What will make this election particularly challenging is the anticipated number of absentee and mail-in votes, but states have had plenty of time to prepare and there is no provision in the constitution for delay. The states will have to count all ballots and made their Electoral choices in time to make the December 8th deadline for any legal challenges to be resolved by the courts, period full stop.
The constitution mandates that the new President be sworn in on Inauguration Day so trust me folks there WILL be a new president come noon on January 20th. It may still be Donald Trump if he is re-elected, but that will reflect the will of the people. Not all people, not the popular vote, just those voting to put him over the top with 270 Electoral College votes.
While the Constitution provides broad guidelines for Presidential elections, all the details as to how to implement the presidential elections are left up to each state. Procedures in one state don’t necessarily apply to procedures in another so don’t let someone tell you just because this is how it works in Nebraska it works the same in Michigan. It doesn’t work like that. Also, each state determines its own rules for voter eligibility, the exception being that there can be no discrimination against voting based on age (over 18), race, color, sex, or sexual preference and orientation. Oh and one more caveat…the dead can’t vote. That one is pretty much universal though it does occasionally crop up. It is up to each state to regulate voter eligibility and registration. Some states ban convicted felons from voting while others do not. The requirements for registration has been a hot topic of late and though they are locked in for this election, they will likely be addressed prior to future Presidential elections.

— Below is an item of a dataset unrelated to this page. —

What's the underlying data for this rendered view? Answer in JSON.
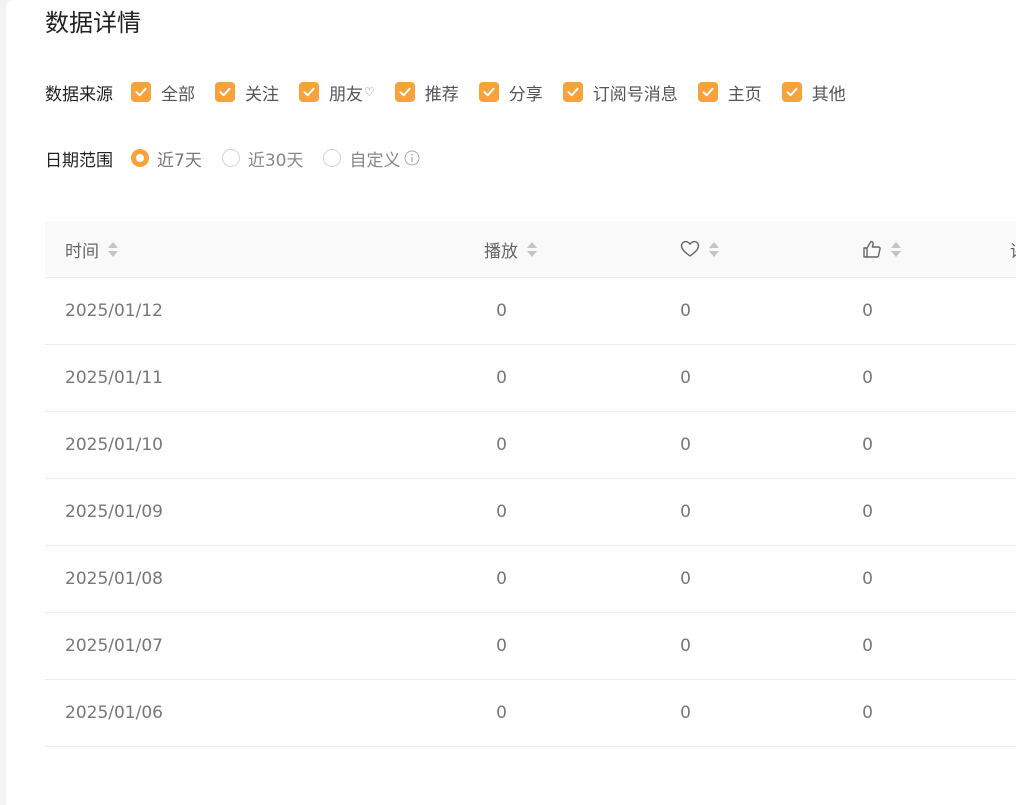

The Presidential election is really a combination of 50 different state elections run by each state with broad governance from the constitution with the federal election commission serving mainly as the chief bean counter. And that my friends is why any of this hogwash about Trump mucking with the election is just that…hogwash.